This survey is strongly factual in approach. A small number of appropriate comparators are fully documented. There can be some question about whether the work of all these police forces is strictly the same. The RCMP, for example combines what could be called "classic" provincial and municipal policing, with a national role that goes beyond what other forces undertake, particularly in such areas as national security. Nevertheless, similarities are likely as great as can be established in other comparative studies.

General comments on studies of particular groups

In contrast with the general studies described in the previous section of this chapter, studies of particular groups can be very useful in principle for comparing apples and apples in regard to compensation. However, as we have seen in reviewing the very different surveys and studies analyzed in this section, there are no established approaches or standards that are applied consistently in undertaking such studies. As could be expected, the studies tend to be commissioned in the lead up to collective bargaining, or some other compensation determination process, rather than regularly scheduled. Most studies are ad hoc, undertaken once and not repeated, which reduces greatly their utility.

The need to recreate a standing capacity to conduct group-specific compensation studies relating to the federal public service, to assist in building a common information base for collective bargaining, has been recognized for some time. The Public Service Modernization Act, passed by Parliament in November 2003, provides for the establishment of a pay research unit in the new Public Service Labour Relations Board.

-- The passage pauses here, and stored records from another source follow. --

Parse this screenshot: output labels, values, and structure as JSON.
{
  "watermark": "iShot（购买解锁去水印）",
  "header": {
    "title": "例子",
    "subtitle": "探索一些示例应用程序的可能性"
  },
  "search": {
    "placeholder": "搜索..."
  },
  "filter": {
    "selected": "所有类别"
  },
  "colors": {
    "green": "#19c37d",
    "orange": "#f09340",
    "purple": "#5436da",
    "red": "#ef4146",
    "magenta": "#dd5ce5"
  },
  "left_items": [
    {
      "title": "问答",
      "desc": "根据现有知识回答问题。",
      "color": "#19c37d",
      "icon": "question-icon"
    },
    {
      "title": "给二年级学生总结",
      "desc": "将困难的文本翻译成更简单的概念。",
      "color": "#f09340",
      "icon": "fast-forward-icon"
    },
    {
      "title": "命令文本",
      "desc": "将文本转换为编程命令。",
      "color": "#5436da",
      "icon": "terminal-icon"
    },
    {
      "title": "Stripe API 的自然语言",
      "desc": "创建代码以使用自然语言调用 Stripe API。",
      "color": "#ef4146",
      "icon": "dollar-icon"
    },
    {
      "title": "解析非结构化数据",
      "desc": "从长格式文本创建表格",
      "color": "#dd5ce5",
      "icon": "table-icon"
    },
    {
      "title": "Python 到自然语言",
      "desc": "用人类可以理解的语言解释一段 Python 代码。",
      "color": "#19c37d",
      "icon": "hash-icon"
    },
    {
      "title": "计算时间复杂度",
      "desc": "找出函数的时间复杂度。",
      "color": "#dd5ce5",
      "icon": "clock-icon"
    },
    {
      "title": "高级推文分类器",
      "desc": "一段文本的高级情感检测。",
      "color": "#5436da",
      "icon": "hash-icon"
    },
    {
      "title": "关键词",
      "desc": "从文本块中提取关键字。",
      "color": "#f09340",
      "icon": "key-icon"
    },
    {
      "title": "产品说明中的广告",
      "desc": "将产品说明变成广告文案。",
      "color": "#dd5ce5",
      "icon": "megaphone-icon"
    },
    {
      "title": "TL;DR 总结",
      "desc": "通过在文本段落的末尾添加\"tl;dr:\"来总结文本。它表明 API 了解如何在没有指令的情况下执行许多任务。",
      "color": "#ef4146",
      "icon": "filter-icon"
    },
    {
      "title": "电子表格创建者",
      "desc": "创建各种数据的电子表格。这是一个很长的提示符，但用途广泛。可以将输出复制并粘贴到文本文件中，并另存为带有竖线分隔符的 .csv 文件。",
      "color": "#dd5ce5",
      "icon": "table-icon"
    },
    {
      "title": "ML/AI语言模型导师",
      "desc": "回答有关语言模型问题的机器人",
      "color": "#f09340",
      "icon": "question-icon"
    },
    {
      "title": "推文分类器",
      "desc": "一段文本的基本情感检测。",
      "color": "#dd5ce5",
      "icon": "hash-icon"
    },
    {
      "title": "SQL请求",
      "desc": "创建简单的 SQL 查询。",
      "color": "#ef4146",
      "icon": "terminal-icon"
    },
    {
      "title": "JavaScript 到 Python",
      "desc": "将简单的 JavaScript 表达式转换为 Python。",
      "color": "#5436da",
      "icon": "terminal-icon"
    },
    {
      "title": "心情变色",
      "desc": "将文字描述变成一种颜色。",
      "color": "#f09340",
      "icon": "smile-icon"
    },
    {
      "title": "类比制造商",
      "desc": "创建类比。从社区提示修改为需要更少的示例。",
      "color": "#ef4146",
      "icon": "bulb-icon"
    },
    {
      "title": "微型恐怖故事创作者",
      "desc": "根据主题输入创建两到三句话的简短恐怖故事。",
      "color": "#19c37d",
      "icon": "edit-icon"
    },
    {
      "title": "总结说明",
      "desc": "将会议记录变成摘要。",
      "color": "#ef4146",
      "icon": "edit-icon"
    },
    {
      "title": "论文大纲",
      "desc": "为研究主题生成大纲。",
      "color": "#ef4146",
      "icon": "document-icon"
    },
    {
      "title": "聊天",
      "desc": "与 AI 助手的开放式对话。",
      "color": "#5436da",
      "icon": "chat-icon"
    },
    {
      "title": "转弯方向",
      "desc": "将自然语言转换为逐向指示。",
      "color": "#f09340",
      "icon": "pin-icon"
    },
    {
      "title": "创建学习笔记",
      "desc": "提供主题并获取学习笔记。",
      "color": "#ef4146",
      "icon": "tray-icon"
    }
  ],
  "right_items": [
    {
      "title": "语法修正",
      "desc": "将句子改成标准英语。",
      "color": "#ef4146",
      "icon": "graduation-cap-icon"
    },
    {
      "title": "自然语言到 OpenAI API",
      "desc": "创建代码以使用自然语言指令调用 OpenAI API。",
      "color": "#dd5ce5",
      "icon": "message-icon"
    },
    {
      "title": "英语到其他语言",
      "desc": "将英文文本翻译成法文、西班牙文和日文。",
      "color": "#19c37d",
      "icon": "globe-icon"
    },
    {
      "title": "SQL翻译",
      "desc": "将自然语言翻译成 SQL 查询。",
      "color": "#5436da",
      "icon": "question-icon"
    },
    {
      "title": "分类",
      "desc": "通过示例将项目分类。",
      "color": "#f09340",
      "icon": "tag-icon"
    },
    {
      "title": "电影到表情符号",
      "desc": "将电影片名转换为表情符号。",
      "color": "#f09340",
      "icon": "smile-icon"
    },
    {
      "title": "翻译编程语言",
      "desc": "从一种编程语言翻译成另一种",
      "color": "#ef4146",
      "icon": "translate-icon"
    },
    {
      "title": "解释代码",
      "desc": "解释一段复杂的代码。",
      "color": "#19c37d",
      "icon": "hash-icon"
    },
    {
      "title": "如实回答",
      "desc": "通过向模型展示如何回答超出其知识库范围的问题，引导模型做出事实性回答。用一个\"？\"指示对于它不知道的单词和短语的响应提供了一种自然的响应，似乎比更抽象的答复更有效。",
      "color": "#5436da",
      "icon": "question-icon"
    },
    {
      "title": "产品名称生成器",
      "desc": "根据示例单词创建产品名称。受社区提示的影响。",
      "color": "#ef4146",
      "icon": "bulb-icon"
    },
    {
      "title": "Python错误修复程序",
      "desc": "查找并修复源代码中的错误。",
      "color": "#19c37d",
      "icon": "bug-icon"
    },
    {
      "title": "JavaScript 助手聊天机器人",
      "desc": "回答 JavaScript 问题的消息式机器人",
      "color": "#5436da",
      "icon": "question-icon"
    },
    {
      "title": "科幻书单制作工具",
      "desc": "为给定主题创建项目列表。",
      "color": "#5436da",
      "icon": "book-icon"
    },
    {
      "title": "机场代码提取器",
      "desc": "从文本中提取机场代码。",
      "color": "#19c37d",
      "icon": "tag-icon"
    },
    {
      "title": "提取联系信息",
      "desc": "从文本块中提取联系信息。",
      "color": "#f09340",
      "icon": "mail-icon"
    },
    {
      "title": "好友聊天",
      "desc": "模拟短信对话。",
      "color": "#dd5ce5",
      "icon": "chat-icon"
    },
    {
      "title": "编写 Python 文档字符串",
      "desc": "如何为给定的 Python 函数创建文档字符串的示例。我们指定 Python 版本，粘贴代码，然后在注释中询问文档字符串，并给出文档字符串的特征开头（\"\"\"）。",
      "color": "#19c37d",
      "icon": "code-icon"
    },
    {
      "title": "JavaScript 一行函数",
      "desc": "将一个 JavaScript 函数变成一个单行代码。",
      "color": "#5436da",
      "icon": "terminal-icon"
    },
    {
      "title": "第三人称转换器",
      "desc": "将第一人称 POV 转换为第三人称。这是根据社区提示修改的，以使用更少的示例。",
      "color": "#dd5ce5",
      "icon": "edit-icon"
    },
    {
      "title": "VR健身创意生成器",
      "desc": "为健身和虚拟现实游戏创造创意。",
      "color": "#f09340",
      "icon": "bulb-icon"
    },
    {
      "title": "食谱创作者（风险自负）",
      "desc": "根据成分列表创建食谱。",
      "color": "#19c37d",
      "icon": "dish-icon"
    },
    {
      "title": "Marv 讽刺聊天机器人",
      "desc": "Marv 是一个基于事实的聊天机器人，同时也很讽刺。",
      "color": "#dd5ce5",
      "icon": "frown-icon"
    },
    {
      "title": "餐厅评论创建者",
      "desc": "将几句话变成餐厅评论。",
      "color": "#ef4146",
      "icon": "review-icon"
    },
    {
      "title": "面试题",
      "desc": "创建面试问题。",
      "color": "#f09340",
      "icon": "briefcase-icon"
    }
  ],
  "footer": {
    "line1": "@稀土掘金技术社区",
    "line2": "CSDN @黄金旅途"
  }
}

In recent years, the National Joint Council has sponsored a union-management Joint Compensation Advisory Committee (JCAC) to undertake pioneering work relating to systematic compensation surveying. Since 2001, in particular, the JCAC has contracted with Statistics Canada to prepare a pilot survey on compensation in private establishments with at least 50 employees, the federal public sector, and the broader public sector in Ontario.[106] The pilot expected to survey a sample of about 2,900 organizations, with 1,650 in the private sector and 800 in the non-federal public sector. The collection method involved personal interviews using a questionnaire for nearly 90% of the respondents, and the remaining, more distant, organizations were surveyed using paper-assisted telephone interviews.

It is too early to confirm how well the survey worked. However, this experience is encouraging in several ways. The approach was developed by Statistics Canada in active consultation with both Treasury Board and bargaining agent representatives. Anecdotally, it appears that those involved participated on a very professional basis. The cut-off of 50 employees was reasonable. Both unionized and non-unionized employers were included and the sampling method should result in representative results. Interviews in person or by telephone should result in reliable and consistent reporting.

On the other hand, the process has been excruciatingly long. From the start of joint work on the pilot until the first results are received will be at least three or four years. It is sensible and necessary to take the time to invest in sound methodology and confidence building in such an area. However, to be useful in the long run, it will be necessary for faster turnaround. It may also be feared that either the management or the union side may reject the process if the initial results are not to their liking.

With these remarks, we conclude our review of general and group-specific compensation-comparability studies, especially in relation to matters of salary and wages.